The second country I visited via books this year was Malaysia. Last year I had the opportunity to listen to all of the authors shortlisted for the Man Booker Prize read from their novels. When I heard Tan Twan Eng read from his novel, The Garden of Evening Mists, I knew I wanted to read it. A few days later I popped into the bookstore and purchased the book. And I was fortunate enough to snag an autographed copy.

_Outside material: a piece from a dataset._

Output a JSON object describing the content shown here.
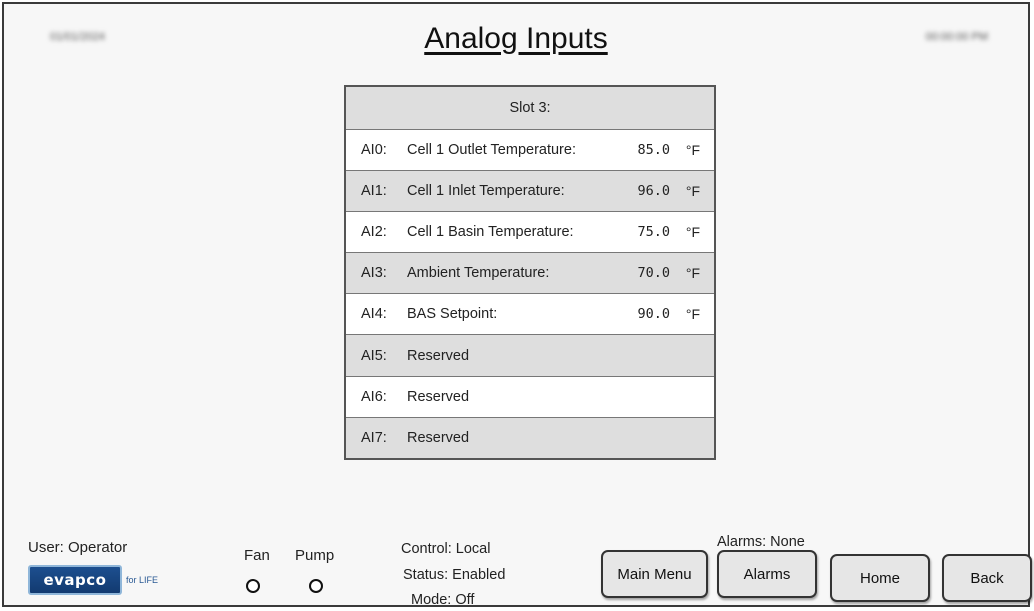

Teoh Yun Ling didn’t have an easy life. During World War II she and her sister were sent to a Japanese camp. She was the only one who survived the camp. After the war she prosecuted Japanese war criminals. Yun Ling hated the Japanese. But she loved her sister who died in the camp. Yun Ling didn’t know where she was interned. And she didn’t know where her sister died or where who body was. Since she couldn’t bury her, she wanted to create a memorial garden for her sister, who loved Japanese Gardens. Yun Ling approaches Nakamura Aritomo, who is now living in Malaysia. He was the gardener for the Emperor of Japan and Yun Ling wants to commission him to design a garden for her sister. He refuses. However, he takes her on as an apprentice so Yun Ling can create a garden herself.
World War II has ended, however, there’s a new war being fought in the jungles of Malaysia. Communist guerrillas are roaming the countryside murdering those in their way. Malayan nationalists are struggling for independence from Britain. And through it all, Yun Ling and Aritomo work in the Garden of Evening Mists.
This novel is one of the most beautiful novels I have ever read. On many occasions I found myself rereading passages.
“Thirty-six years after that morning, I hear his voice again, hollow and resonant. Memories I had locked away have begun to break free, like shards of ice fracturing off an arctic shelf. In sleep, these broken floes drift towards the morning light of remembrance.”
Before reading this I didn’t know much about Malaysia and its turbulent history. The history alone broke my heart. But reading about Yun Ling and her trials and tribulations brought it to life for me. The amount of cruelty humans can inflict on other humans is disturbing. While this novel is beautiful, it is also gut-wrenching. War is brutal. No matter what language you use to describe it, it’s violent.
This novel is one that should be read in small chunks. Don’t devour it. Savor it. The Garden of Evening Mists is a work of art. If you have not read it, I encourage you to do so.